[TASK]
Search the records for the string "Python" and return each line that has it.

[PROVIDED RECORDS]
-- Opening Marker --

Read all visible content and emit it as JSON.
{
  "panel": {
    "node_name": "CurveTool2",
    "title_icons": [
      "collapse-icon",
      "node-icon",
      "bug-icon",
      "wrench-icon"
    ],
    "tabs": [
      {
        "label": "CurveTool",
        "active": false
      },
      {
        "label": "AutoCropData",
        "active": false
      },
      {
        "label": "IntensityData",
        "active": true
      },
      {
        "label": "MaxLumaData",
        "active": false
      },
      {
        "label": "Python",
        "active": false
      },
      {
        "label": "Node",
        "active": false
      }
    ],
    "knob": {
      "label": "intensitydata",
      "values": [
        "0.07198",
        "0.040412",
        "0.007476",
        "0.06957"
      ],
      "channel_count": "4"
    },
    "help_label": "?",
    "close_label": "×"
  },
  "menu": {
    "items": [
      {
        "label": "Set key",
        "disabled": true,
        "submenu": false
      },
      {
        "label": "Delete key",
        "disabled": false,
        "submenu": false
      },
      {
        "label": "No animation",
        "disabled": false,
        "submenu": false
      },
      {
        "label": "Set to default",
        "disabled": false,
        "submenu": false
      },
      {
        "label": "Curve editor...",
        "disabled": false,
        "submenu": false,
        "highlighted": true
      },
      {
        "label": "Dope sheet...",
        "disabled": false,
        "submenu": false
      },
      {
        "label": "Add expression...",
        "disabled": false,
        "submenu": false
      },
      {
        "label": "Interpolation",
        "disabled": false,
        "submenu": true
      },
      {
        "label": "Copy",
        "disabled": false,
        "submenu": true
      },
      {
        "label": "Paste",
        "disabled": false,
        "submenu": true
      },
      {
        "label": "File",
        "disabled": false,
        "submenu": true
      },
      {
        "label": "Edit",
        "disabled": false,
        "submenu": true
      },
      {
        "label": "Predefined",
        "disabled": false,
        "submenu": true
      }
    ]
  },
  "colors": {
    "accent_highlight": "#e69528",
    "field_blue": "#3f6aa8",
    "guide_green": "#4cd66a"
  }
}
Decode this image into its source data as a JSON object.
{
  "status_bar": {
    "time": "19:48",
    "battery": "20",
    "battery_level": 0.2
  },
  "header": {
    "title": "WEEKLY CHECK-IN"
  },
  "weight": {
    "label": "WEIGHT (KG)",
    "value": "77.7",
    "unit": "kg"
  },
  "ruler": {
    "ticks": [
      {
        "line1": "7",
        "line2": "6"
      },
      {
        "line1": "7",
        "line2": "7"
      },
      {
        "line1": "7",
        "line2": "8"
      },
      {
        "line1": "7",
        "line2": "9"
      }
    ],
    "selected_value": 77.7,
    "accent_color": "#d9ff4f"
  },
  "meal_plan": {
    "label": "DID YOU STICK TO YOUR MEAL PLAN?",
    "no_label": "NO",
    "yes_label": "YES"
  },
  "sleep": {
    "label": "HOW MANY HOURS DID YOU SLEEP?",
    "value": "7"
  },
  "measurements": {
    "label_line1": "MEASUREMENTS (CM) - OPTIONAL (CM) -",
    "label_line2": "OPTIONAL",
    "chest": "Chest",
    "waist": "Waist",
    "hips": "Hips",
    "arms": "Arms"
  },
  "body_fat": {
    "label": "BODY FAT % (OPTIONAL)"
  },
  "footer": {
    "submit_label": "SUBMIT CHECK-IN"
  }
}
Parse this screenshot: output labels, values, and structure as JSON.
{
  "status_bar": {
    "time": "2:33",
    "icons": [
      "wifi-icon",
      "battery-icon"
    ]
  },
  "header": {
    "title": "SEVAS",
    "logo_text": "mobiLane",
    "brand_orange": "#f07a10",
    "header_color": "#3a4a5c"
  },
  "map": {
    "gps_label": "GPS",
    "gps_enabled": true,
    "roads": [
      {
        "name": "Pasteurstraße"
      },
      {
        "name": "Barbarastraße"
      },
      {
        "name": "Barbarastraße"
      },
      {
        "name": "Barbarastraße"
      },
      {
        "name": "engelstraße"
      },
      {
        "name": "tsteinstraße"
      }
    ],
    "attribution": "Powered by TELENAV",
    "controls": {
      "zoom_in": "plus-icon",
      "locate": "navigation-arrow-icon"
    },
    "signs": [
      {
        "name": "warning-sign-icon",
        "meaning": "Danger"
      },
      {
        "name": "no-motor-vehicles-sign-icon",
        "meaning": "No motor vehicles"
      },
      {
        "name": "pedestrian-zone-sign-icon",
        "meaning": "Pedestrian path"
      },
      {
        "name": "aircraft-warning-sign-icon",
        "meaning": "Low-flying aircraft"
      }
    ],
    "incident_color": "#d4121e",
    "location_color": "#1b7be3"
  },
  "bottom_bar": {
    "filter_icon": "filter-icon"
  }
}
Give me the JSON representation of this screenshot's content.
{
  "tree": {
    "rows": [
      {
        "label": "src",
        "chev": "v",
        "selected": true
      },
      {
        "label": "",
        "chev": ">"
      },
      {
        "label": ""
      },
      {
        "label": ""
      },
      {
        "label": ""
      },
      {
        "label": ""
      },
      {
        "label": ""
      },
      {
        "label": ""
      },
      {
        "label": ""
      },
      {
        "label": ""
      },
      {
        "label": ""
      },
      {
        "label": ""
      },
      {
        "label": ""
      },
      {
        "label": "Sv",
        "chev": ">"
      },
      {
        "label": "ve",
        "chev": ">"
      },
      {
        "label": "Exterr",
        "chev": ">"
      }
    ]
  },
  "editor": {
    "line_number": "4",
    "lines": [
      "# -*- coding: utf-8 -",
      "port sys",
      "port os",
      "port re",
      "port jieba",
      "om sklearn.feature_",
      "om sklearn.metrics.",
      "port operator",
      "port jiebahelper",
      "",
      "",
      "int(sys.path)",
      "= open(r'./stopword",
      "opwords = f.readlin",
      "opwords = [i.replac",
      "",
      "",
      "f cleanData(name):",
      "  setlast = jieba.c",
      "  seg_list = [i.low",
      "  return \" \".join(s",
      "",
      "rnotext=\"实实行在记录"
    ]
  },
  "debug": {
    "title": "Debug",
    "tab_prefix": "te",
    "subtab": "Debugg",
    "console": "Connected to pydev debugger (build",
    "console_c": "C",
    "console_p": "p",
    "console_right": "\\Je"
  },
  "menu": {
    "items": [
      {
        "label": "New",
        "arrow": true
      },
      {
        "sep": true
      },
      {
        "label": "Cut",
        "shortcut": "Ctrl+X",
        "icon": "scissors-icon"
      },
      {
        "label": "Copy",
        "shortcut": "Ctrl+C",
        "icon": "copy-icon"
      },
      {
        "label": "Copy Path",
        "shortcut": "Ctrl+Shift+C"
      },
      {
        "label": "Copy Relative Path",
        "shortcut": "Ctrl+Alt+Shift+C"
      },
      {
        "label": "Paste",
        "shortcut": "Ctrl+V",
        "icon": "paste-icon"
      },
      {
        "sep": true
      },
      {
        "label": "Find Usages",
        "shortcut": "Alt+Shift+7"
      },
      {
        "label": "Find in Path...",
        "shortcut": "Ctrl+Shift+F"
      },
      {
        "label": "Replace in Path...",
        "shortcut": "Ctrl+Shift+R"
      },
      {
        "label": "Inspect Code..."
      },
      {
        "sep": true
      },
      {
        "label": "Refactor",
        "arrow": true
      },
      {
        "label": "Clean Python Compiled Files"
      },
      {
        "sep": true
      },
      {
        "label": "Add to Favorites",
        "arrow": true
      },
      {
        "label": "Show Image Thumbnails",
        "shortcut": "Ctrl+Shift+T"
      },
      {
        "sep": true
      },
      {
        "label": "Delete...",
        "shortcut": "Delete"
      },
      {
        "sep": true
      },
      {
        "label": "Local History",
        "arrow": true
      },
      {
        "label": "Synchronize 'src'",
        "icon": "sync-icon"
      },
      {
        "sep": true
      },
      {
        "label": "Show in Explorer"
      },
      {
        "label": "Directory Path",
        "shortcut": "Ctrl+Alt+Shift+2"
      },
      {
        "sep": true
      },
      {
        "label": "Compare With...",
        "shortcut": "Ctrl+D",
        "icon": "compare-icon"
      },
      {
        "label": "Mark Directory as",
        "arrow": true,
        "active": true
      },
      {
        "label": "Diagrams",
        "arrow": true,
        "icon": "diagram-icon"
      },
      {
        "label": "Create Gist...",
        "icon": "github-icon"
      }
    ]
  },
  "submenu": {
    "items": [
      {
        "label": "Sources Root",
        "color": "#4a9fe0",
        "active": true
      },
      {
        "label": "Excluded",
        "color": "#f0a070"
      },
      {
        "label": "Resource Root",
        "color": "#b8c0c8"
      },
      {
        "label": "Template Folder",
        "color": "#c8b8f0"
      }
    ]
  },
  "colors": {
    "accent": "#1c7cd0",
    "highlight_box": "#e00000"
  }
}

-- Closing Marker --

[TASK ANSWER]
        "label": "Python",
        "label": "Clean Python Compiled Files"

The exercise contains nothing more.